## Work instruction:
Every line of the listing below should come back exactly as written, with no images.

## Source material:
--- --- ---
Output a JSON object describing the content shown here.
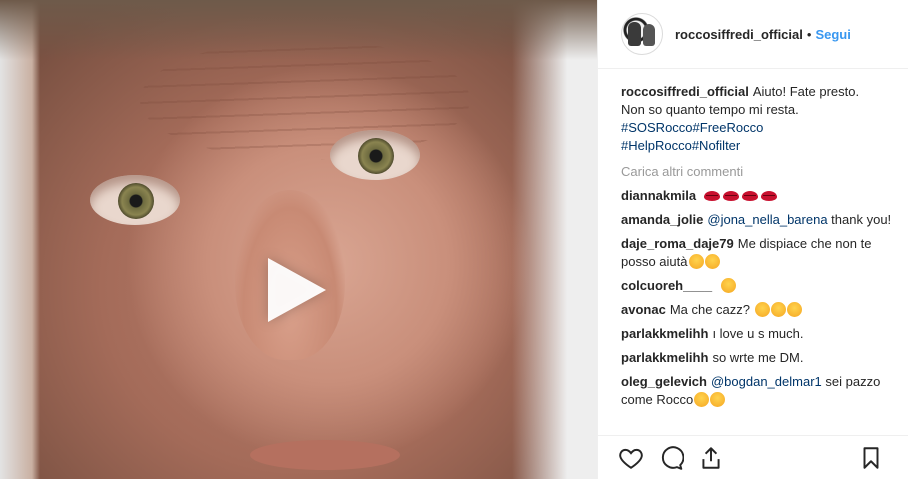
{
  "post": {
    "author": "roccosiffredi_official",
    "follow_label": "Segui",
    "dot": "•"
  },
  "caption": {
    "user": "roccosiffredi_official",
    "text_line1": "Aiuto! Fate presto.",
    "text_line2": "Non so quanto tempo mi resta.",
    "tags_line1": [
      "#SOSRocco",
      "#FreeRocco"
    ],
    "tags_line2": [
      "#HelpRocco",
      "#Nofilter"
    ]
  },
  "load_more": "Carica altri commenti",
  "comments": [
    {
      "user": "diannakmila",
      "text": "",
      "emojis": [
        "kiss-mark",
        "kiss-mark",
        "kiss-mark",
        "kiss-mark"
      ]
    },
    {
      "user": "amanda_jolie",
      "mention": "@jona_nella_barena",
      "text": " thank you!"
    },
    {
      "user": "daje_roma_daje79",
      "text": "Me dispiace che non te posso aiutà",
      "emojis": [
        "sweat-smile",
        "kissing-heart"
      ]
    },
    {
      "user": "colcuoreh____",
      "text": "",
      "emojis": [
        "grimacing"
      ]
    },
    {
      "user": "avonac",
      "text": "Ma che cazz?",
      "emojis": [
        "astonished",
        "flushed",
        "thinking"
      ]
    },
    {
      "user": "parlakkmelihh",
      "text": "ı love u s much."
    },
    {
      "user": "parlakkmelihh",
      "text": "so wrte me DM."
    },
    {
      "user": "oleg_gelevich",
      "mention": "@bogdan_delmar1",
      "text": " sei pazzo come Rocco",
      "emojis": [
        "joy",
        "joy"
      ]
    }
  ],
  "icons": {
    "like": "heart-icon",
    "comment": "comment-icon",
    "share": "share-icon",
    "save": "bookmark-icon",
    "play": "play-icon"
  },
  "colors": {
    "link": "#3897f0",
    "tag": "#003569",
    "muted": "#999999"
  }
}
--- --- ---
## Exercise result:
Output a JSON object describing the content shown here.
{
  "post": {
    "author": "roccosiffredi_official",
    "follow_label": "Segui",
    "dot": "•"
  },
  "caption": {
    "user": "roccosiffredi_official",
    "text_line1": "Aiuto! Fate presto.",
    "text_line2": "Non so quanto tempo mi resta.",
    "tags_line1": [
      "#SOSRocco",
      "#FreeRocco"
    ],
    "tags_line2": [
      "#HelpRocco",
      "#Nofilter"
    ]
  },
  "load_more": "Carica altri commenti",
  "comments": [
    {
      "user": "diannakmila",
      "text": "",
      "emojis": [
        "kiss-mark",
        "kiss-mark",
        "kiss-mark",
        "kiss-mark"
      ]
    },
    {
      "user": "amanda_jolie",
      "mention": "@jona_nella_barena",
      "text": " thank you!"
    },
    {
      "user": "daje_roma_daje79",
      "text": "Me dispiace che non te posso aiutà",
      "emojis": [
        "sweat-smile",
        "kissing-heart"
      ]
    },
    {
      "user": "colcuoreh____",
      "text": "",
      "emojis": [
        "grimacing"
      ]
    },
    {
      "user": "avonac",
      "text": "Ma che cazz?",
      "emojis": [
        "astonished",
        "flushed",
        "thinking"
      ]
    },
    {
      "user": "parlakkmelihh",
      "text": "ı love u s much."
    },
    {
      "user": "parlakkmelihh",
      "text": "so wrte me DM."
    },
    {
      "user": "oleg_gelevich",
      "mention": "@bogdan_delmar1",
      "text": " sei pazzo come Rocco",
      "emojis": [
        "joy",
        "joy"
      ]
    }
  ],
  "icons": {
    "like": "heart-icon",
    "comment": "comment-icon",
    "share": "share-icon",
    "save": "bookmark-icon",
    "play": "play-icon"
  },
  "colors": {
    "link": "#3897f0",
    "tag": "#003569",
    "muted": "#999999"
  }
}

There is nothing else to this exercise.